Fresenius USA, Inc. manufactures and distributes equipment and disposable products for the treatment of kidney failure by hemodialysis and by peritoneal dialysis. Fresenius USA, Inc. was formerly known as Delmed, Inc. and changed its name to Fresenius USA, Inc. in December 1991. The company was founded in 1982 and is based in Walnut Creek, California. Fresenius USA, Inc. operates as a subsidiary of Fresenius Medical Care AG & Co. KGAA.
2637 Shadelands Drive
Walnut Creek, CA 94598
Founded in 1982
U.S. Judicial Panel on Multidistrict Litigation Issues Order Regarding Fresenius GranuFlo/Naturalyte Dialysate Products Liability Litigation
Dec 8 15
U.S. Judicial Panel on multidistrict litigation issues order regarding Fresenius GranuFlo/NaturaLyte Dialysate products liability litigation. Defendants are Fresenius Medical Care Holdings, Inc. d/b/a Fresenius 1 Medical Care North America; Fresenius USA, Inc.; Fresenius USA Manufacturing, Inc.; and Fresenius USA Marketing, Inc. (collectively Fresenius) oppose the motion. In her motion to vacate, plaintiff principally argues that transfer should not take place unless and until her motion for remand to state court is decided. The company have held that a motion for remand alone generally is an insufficient basis to vacate a conditional transfer order. Indeed, it has 2 rejected similar arguments in support of motions to vacate conditional transfer orders in this litigation. Transfer Order at 1-2, In re Fresenius GranuFlo/NaturaLyte Dialysate Prods. Liab. Litig., MDL No. 2428 (J.P.M.L. Feb. 5, 2015), ECF No. 1023. Plaintiff can present her motion for remand to the transferee judge. See, e.g., In re Ivy, 901 F.2d 7, 9 (2d Cir. 1990); In re Prudential Ins. Co. of Am. Sales Practices Litig., 170 F. Supp. 2d 1346, 1347-48 (J.P.M.L. 2001). Plaintiff also contends that transfer to the District of Massachusetts will be inconvenient because she and many of the witnesses to decedent's dialysis treatment are located in Oklahoma. The Panel has held repeatedly that, while it might inconvenience some parties, transfer of a particular action often is necessary to further the expeditious resolution of the litigation taken as a whole. The transferee judge is in the best position to structure proceedings so as to minimize inconvenience to any individual party. After considering the argument of counsel, find that Jerry involves common questions of fact with the actions previously transferred to MDL No. 2428, and that transfer under 28 U.S.C. Section 1407 will serve the convenience of the parties and witnesses and promote the just and efficient conduct of the litigation. In order centralizing this litigation, held that the District of Massachusetts was an appropriate Section 1407 forum for actions sharing factual questions arising out of allegations that plaintiffs suffered injury or death caused by the use of GranuFlo or NaturaLyte during hemodialysis, which allegedly may cause metabolic alkalosis in patients resulting in low blood pressure, hypokalemia, hypoxemia, hypercapnia, cardiac arrhythmia, or cardiopulmonary arrest. See In re Fresenius GranuFlo/NaturaLyte Dialysate Prods. Liab. Litig., 935 F. Supp. 2d 1362 (J.P.M.L. 2013). Jerry involves similar allegations that plaintiff's decedent suffered metabolic alkalosis, cardiac arrhythmia, and death as a result of the use of GranuFlo and/or NaturaLyte during hemodialysis. This action likewise involves factual questions relating to whether these products were defectively designed or manufactured, whether Fresenius, the manufacturer of these dialysate products, knew or should have known of the alleged propensity of these products to cause injury, and whether it provided adequate instructions and warnings with these products.

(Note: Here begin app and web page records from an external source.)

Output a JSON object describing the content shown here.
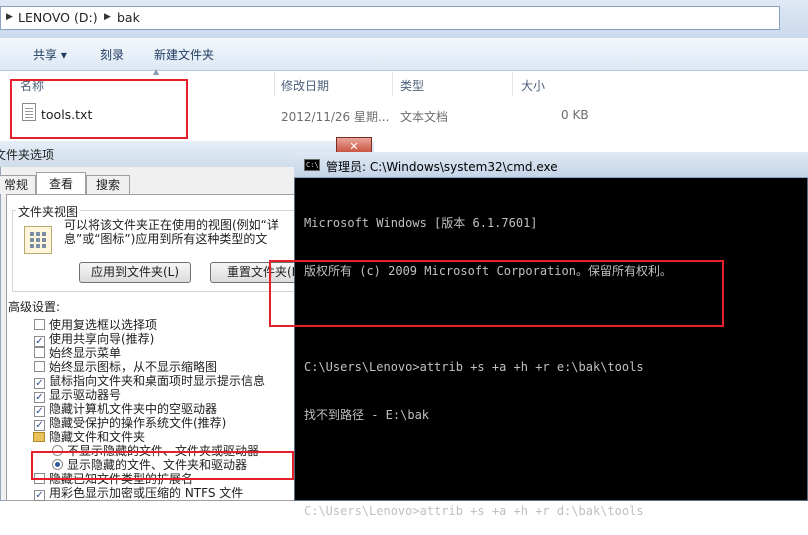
{
  "explorer": {
    "breadcrumb": [
      "LENOVO (D:)",
      "bak"
    ],
    "toolbar": {
      "share": "共享 ▾",
      "burn": "刻录",
      "new_folder": "新建文件夹"
    },
    "columns": {
      "name": "名称",
      "modified": "修改日期",
      "type": "类型",
      "size": "大小"
    },
    "files": [
      {
        "name": "tools.txt",
        "modified": "2012/11/26 星期...",
        "type": "文本文档",
        "size": "0 KB"
      }
    ]
  },
  "folder_options": {
    "title": "文件夹选项",
    "tabs": [
      "常规",
      "查看",
      "搜索"
    ],
    "active_tab": 1,
    "folder_views": {
      "title": "文件夹视图",
      "desc_line1": "可以将该文件夹正在使用的视图(例如“详",
      "desc_line2": "息”或“图标”)应用到所有这种类型的文",
      "apply_button": "应用到文件夹(L)",
      "reset_button": "重置文件夹(R)"
    },
    "advanced_title": "高级设置:",
    "settings": [
      {
        "kind": "checkbox",
        "checked": false,
        "label": "使用复选框以选择项"
      },
      {
        "kind": "checkbox",
        "checked": true,
        "label": "使用共享向导(推荐)"
      },
      {
        "kind": "checkbox",
        "checked": false,
        "label": "始终显示菜单"
      },
      {
        "kind": "checkbox",
        "checked": false,
        "label": "始终显示图标，从不显示缩略图"
      },
      {
        "kind": "checkbox",
        "checked": true,
        "label": "鼠标指向文件夹和桌面项时显示提示信息"
      },
      {
        "kind": "checkbox",
        "checked": true,
        "label": "显示驱动器号"
      },
      {
        "kind": "checkbox",
        "checked": true,
        "label": "隐藏计算机文件夹中的空驱动器"
      },
      {
        "kind": "checkbox",
        "checked": true,
        "label": "隐藏受保护的操作系统文件(推荐)"
      },
      {
        "kind": "folder",
        "label": "隐藏文件和文件夹"
      },
      {
        "kind": "radio",
        "checked": false,
        "label": "不显示隐藏的文件、文件夹或驱动器"
      },
      {
        "kind": "radio",
        "checked": true,
        "label": "显示隐藏的文件、文件夹和驱动器"
      },
      {
        "kind": "checkbox",
        "checked": false,
        "label": "隐藏已知文件类型的扩展名"
      },
      {
        "kind": "checkbox",
        "checked": true,
        "label": "用彩色显示加密或压缩的 NTFS 文件"
      }
    ],
    "close_glyph": "✕"
  },
  "cmd": {
    "title": "管理员: C:\\Windows\\system32\\cmd.exe",
    "icon_text": "C:\\",
    "lines": [
      "Microsoft Windows [版本 6.1.7601]",
      "版权所有 (c) 2009 Microsoft Corporation。保留所有权利。",
      "",
      "C:\\Users\\Lenovo>attrib +s +a +h +r e:\\bak\\tools",
      "找不到路径 - E:\\bak",
      "",
      "C:\\Users\\Lenovo>attrib +s +a +h +r d:\\bak\\tools"
    ]
  },
  "colors": {
    "highlight_box": "#e5202b",
    "cmd_background": "#000000",
    "cmd_text": "#c0c0c0"
  }
}
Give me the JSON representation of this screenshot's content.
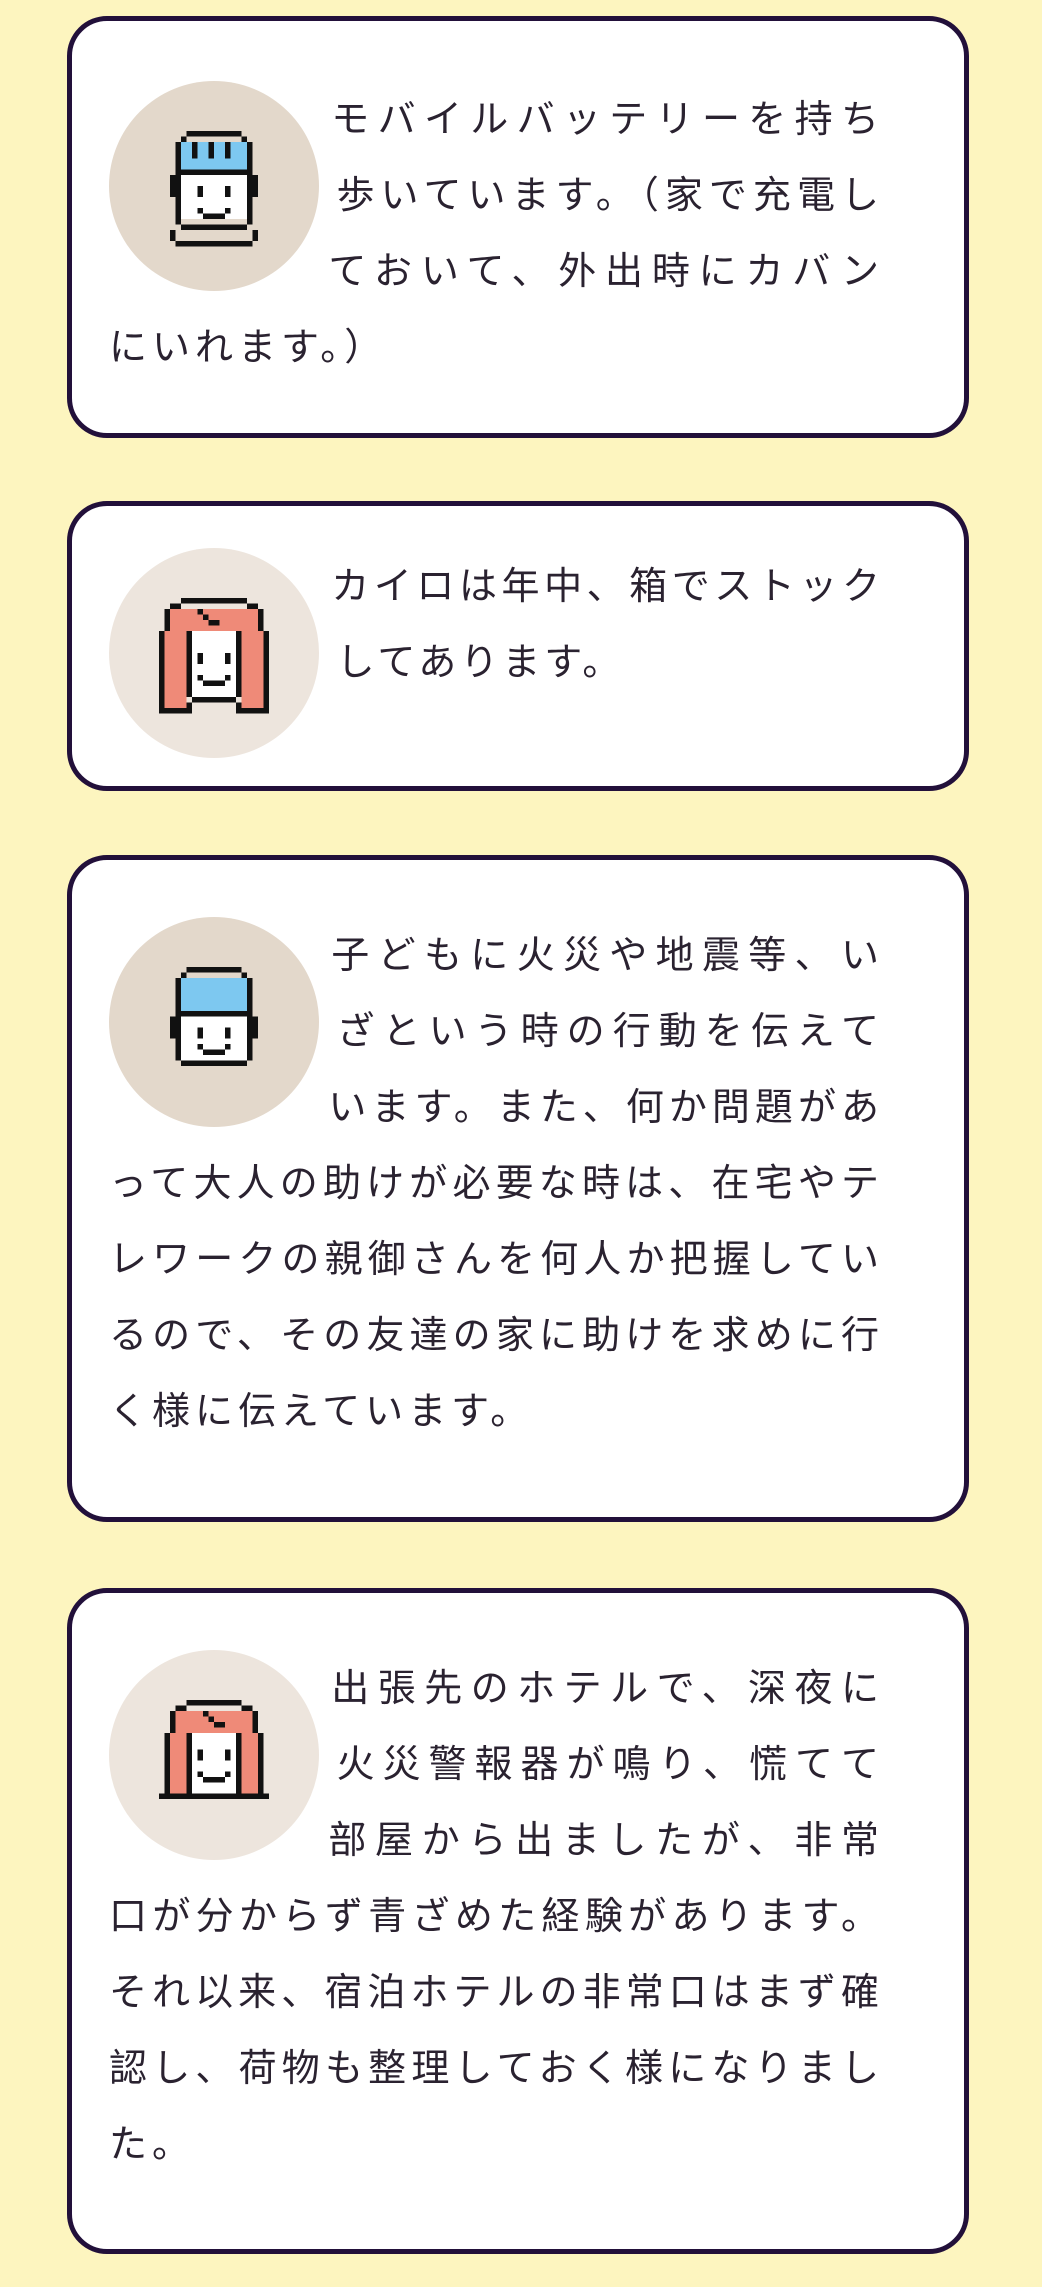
{
  "colors": {
    "background": "#fdf5bf",
    "card_border": "#22103a",
    "avatar_bg_dark": "#e3d8cb",
    "avatar_bg_light": "#ede5dd",
    "hair_blue": "#7dc8f0",
    "hair_pink": "#ef8a78"
  },
  "comments": [
    {
      "avatar": "blue-hair-boy-icon",
      "text": "モバイルバッテリーを持ち歩いています。（家で充電しておいて、外出時にカバンにいれます。）"
    },
    {
      "avatar": "pink-long-hair-woman-icon",
      "text": "カイロは年中、箱でストックしてあります。"
    },
    {
      "avatar": "blue-hair-boy-icon",
      "text": "子どもに火災や地震等、いざという時の行動を伝えています。また、何か問題があって大人の助けが必要な時は、在宅やテレワークの親御さんを何人か把握しているので、その友達の家に助けを求めに行く様に伝えています。"
    },
    {
      "avatar": "pink-short-hair-woman-icon",
      "text": "出張先のホテルで、深夜に火災警報器が鳴り、慌てて部屋から出ましたが、非常口が分からず青ざめた経験があります。それ以来、宿泊ホテルの非常口はまず確認し、荷物も整理しておく様になりました。"
    }
  ]
}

Fish & Richardson Wins Wrongful Termination and Breach of Contract Suit for Fresenius
Feb 6 15
The law firm of Fish & Richardson has successfully defended its long-term client, Fresenius USA, in a suit filed by Fresenius' former president of research and development, Moshsen Reihanifam. On January 30, a jury ruled for Fresenius in Reihanifam v. Fresenius Medical Care North America, et al., denying Reihanifam the $29 million he sought in damages. Reihanifam's claims included discrimination, harassment, retaliation, wrongful termination and breach of contract. Fresenius argued that all of the claims were baseless. The jury returned the verdict for Fresenius in less than two hours of deliberations.